NEW DELHI: Across the world, bringing the film business back to life seems to be a challenge amid the coronavirus pandemic as cinemas crawl towards reopening, while dealing with likely abysmally low attendance once open. Some are yet to take a call going back to business.
Keeping this in mind, Hollywood, that depends on wide global showcasing, has pushed its first big post-lockdown release, Christopher Nolan’s Tenet, to the end of July from 17 July, while Wonder Woman 1984 is now slated for an October release compared to the 14 August date it had committed to earlier.
The US movie industry that depends on international markets for nearly 60% of its box office revenues, has clearly seen limited opportunity in foreign territories for now, as reopenings remain unclear.

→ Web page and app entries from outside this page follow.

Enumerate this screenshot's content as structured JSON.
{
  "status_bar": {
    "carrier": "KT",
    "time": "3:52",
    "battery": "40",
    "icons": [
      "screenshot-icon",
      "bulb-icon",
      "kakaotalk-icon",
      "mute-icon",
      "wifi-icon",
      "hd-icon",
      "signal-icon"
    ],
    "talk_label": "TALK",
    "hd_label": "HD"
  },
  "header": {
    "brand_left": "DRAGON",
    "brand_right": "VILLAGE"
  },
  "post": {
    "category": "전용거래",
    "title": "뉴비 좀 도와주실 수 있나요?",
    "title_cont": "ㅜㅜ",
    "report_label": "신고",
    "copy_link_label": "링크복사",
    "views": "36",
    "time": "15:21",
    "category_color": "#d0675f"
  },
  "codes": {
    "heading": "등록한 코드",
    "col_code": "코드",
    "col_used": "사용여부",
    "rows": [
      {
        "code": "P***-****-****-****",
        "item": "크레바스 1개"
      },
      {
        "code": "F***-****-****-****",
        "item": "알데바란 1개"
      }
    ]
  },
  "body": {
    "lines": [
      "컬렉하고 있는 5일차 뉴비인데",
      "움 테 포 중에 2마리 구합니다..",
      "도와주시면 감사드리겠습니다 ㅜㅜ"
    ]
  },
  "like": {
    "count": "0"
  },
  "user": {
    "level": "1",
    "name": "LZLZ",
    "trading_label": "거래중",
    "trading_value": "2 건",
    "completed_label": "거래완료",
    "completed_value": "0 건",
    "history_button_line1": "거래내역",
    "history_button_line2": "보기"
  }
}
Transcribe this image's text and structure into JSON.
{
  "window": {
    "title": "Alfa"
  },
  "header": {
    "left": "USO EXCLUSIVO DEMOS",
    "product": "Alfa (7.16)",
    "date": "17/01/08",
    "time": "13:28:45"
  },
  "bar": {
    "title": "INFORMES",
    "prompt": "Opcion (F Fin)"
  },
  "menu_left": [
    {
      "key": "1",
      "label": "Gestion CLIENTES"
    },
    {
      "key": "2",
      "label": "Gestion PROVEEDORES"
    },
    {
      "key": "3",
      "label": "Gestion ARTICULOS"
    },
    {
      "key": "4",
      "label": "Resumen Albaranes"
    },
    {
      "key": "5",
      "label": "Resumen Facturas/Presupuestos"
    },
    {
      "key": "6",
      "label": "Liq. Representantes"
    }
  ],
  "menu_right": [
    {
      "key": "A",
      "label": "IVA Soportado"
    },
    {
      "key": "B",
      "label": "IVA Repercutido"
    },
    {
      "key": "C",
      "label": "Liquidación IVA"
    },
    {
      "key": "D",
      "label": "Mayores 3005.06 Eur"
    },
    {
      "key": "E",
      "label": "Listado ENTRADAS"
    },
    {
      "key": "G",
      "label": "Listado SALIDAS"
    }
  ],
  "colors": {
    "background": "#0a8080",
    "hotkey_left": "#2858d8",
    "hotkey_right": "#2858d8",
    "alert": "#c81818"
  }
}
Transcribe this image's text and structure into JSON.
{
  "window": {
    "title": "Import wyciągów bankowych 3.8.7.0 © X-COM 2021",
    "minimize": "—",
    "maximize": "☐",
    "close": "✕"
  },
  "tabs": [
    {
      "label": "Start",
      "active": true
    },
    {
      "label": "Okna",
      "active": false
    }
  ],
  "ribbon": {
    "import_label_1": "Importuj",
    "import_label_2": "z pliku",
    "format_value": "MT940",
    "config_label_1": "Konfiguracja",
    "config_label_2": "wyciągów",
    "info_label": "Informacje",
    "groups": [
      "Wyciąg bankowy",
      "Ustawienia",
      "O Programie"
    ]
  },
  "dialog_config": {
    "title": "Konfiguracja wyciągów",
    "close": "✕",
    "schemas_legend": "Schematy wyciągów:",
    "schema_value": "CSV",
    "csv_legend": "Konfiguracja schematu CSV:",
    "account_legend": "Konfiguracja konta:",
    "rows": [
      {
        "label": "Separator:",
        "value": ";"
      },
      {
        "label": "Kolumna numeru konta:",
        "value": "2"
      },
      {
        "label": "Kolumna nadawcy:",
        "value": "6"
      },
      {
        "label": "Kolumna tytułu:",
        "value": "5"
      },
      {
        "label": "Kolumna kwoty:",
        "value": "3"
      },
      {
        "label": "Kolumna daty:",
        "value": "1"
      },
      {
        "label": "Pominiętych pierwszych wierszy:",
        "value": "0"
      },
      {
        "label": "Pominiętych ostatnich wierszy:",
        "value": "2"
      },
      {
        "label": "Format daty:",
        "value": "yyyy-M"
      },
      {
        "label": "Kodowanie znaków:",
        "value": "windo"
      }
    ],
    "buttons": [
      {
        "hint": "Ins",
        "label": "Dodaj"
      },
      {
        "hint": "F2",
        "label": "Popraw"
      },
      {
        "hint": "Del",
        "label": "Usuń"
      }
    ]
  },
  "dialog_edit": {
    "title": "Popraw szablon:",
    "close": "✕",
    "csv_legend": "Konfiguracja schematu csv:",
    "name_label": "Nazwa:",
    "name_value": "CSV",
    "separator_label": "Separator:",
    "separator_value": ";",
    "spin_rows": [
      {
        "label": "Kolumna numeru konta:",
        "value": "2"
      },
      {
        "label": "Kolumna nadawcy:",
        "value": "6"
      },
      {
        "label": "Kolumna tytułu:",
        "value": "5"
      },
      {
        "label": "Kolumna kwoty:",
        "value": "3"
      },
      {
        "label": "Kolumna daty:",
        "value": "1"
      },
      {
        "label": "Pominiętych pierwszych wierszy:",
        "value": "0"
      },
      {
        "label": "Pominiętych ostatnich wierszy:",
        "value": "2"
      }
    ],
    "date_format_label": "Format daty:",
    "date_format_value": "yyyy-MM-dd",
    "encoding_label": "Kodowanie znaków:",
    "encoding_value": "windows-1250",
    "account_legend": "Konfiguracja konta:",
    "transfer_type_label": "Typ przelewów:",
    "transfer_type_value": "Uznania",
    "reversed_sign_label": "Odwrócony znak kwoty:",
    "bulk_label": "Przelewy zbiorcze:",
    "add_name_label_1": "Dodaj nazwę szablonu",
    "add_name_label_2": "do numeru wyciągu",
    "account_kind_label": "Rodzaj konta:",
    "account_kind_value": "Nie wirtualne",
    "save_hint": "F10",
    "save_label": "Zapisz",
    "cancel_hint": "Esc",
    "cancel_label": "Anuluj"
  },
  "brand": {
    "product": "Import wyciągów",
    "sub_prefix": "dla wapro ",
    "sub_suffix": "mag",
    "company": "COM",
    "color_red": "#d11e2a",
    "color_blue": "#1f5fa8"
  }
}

"The trend on reopening of cinemas has not been good so far and it is clear that audiences’ safety and government regulations are critical at this point," film trade and exhibition expert Girish Johar pointed out.
In India, there is as yet no decision on reopening movie theatres and the government has only released guidelines for resuming shooting. Film producers, theatre owners and other movie industry representatives had a virtual meeting with I&B minister Prakash Javadekar earlier this month to discuss hardships being faced by the industry where a promise to evaluate the situation in June had been made.
Meanwhile, major theatres in the US plan to resume operations in mid-July, giving some time for things to settle down before Nolan’s $200 million tentpole hits the screens. The country’s biggest multiplex chain AMC Entertainment has said it will open bulk of its theatres on 15 July, with the rest just over a week later. That means, Disney’s action drama Mulan, scheduled for 24 July as of now, will help ignite some excitement in the run-up to Tenet. The trend on reopening in the country hasn’t been great so far though, with states like Georgia that opened small screens reporting dismal attendance while playing old hits, Raiders of the Lost Ark and E.T. the Extra-Terrestrial.
China, having shut down theatres after reopening them once in March, has allowed again operations but under strict social distancing guidelines while UAE has been started showcasing old films since the end of May. The country also brought back Tiger Shroff-starrer Baaghi 3, one of the last films to have hit screens before the lockdown in early March, which collected around $2,000 from 15 screens within one week, according to trade websiteBox Office India besides Punjabi film Chal Mera Putt 2, Tamil thriller Kannum Kannum Kollaiyadithaal and Hollywood offerings The Invisible Man and The Gentleman.
Warner Bros too has decided to re-release Nolan’s 2010 hit Inception in the US on 17 July. Following that is a solid line-up, with The Spongebob Movie: Sponge on the Run (7 August), Disney’s The One and Only Ivan (14 August), The New Mutants (28 August), Wonder Woman 1984 (2 October), Black Widow (6 November) and others.
In India though, things seem a bit complicated. According to a report by movie website Bollywood Hungama, producers like Yash Raj Films, Reliance Entertainment and others have offered exhibitors to play their old hits for free in the initial weeks to draw crowds to theatres. But experts say the business needs a new big film to truly bounce back.
“All the big cities that bring in majority of the box office are in red zones. At least a big film needs to release pan-India, it can’t just come to the green zones," said Mukesh Mehta of Malayalam film production and distribution company E4 Entertainment, explainin why the exhibition sector in the country can only hope for revival post August towards the festive season.